(SE), which is the largest subset of the technique, is a very useful research tool, and is a popular analytical tool in many
fast-growing industries. The market for SE is currently in the midst of a very strong upswing in demand.
Spectroscopic ellipsometry demand by industry for 2010.
Ellipsometry is the analysis of the change in the state of polarized light after it has reflected from the surface of a thin
film sample. SE, as opposed to single-wavelength or laser ellipsometry, utilizes broad band light sources within the infrared,
UV, and visible region. Although SE is not as adept for imaging applications, it can analyze complex multilayer films, whereas
laser ellipsometry is limited to single-layer analysis.
The largest application for SE continues to be the broad semiconductor industry, in which the ability to characterize ever-smaller
and more-complex architecture is critical to development and production monitoring. New technologies, such as LED lighting,
solar cells, and organic electroluminescent displays are growing extremely fast, despite the muddled economy, and require
SE as well.
The global market for SE was worth more than $40 million in 2010, and it is expected to see strong growth in 2011. Because
it is so heavily tied to the semiconductor and electronics industry, demand can be somewhat more cyclical than other spectroscopy
technologies, and so is not likely to see consistent double-digit growth.
The foregoing data were based on SDi's market analysis and perspectives report entitled Global Assessment Report, 11th Edition: The Laboratory Life Science and Analytical Instrument Industry, October 2010. For more information, contact Stuart Press, Vice President – Strategic Analysis, Strategic Directions International, Inc.,

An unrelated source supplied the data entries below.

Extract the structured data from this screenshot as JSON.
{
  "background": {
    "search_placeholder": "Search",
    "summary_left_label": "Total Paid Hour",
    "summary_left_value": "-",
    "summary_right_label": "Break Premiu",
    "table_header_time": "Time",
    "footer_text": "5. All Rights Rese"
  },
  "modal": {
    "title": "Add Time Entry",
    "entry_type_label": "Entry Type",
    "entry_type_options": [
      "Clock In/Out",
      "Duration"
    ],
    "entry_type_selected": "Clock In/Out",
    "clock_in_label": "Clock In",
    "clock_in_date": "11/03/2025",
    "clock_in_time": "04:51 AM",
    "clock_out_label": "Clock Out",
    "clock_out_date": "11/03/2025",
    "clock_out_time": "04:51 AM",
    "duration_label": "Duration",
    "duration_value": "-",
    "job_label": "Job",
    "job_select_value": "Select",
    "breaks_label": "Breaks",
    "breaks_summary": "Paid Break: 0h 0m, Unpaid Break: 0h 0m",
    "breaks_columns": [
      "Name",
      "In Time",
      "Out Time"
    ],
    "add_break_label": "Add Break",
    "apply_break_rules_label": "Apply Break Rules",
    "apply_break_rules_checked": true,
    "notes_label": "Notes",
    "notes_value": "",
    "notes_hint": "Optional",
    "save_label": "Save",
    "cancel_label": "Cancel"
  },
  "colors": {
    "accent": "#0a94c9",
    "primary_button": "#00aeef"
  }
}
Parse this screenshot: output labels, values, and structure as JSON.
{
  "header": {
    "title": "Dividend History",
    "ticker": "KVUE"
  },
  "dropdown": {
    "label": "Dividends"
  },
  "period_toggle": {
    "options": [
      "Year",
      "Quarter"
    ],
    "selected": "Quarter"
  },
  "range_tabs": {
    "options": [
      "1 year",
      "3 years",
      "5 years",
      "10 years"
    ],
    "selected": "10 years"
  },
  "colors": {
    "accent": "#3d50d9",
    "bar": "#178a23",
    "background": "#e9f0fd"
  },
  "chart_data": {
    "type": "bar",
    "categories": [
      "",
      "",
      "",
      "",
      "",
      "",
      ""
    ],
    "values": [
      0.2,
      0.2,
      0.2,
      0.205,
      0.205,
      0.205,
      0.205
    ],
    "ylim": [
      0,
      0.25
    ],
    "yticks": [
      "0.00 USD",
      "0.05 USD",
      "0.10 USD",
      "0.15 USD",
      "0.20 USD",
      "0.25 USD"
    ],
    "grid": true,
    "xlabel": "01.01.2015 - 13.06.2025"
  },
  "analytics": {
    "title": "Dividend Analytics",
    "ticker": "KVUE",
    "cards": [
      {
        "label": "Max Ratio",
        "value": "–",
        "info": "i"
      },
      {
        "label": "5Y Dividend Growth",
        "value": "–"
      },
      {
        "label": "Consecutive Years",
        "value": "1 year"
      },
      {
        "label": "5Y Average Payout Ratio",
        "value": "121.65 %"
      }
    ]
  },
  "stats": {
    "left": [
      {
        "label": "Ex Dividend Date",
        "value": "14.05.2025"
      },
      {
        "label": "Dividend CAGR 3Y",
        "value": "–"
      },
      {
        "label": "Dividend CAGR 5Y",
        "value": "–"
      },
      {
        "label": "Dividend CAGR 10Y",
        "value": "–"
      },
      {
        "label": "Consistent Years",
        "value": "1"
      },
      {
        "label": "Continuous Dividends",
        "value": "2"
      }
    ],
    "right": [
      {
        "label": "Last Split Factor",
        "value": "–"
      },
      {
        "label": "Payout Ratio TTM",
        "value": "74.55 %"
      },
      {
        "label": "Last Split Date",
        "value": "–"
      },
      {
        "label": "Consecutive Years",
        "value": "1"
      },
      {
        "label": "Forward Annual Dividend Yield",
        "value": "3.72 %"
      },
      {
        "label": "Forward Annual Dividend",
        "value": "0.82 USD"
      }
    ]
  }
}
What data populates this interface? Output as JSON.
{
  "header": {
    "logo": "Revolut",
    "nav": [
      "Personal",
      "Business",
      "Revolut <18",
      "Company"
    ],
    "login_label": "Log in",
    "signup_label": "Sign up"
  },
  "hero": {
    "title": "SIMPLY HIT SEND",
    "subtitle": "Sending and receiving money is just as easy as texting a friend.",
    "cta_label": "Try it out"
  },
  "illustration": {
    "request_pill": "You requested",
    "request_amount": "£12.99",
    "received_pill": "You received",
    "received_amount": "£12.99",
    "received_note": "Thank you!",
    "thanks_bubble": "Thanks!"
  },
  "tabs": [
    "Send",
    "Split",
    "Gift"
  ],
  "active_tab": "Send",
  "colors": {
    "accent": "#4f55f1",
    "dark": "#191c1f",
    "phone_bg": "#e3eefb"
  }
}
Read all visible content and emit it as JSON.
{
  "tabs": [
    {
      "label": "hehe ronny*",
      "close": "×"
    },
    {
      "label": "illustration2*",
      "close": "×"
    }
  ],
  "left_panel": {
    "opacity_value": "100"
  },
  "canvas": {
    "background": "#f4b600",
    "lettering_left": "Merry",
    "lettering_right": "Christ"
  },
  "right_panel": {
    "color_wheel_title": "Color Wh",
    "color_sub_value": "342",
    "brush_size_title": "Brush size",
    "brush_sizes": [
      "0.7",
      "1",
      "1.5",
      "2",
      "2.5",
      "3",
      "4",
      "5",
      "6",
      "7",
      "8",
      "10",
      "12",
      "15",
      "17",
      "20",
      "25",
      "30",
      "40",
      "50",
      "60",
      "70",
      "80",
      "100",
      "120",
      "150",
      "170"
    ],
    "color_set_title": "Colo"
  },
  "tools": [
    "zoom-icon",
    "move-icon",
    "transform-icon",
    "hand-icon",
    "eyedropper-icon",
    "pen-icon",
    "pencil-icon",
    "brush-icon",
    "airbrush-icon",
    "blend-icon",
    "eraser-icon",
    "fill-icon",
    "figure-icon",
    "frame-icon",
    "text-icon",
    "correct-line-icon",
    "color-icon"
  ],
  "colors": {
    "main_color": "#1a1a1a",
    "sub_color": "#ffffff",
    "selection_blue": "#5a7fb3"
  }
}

6242 Westchester Parkway, Suite 100, Los Angeles, CA 90045, (310) 641-4982, fax: (310) 641-8851,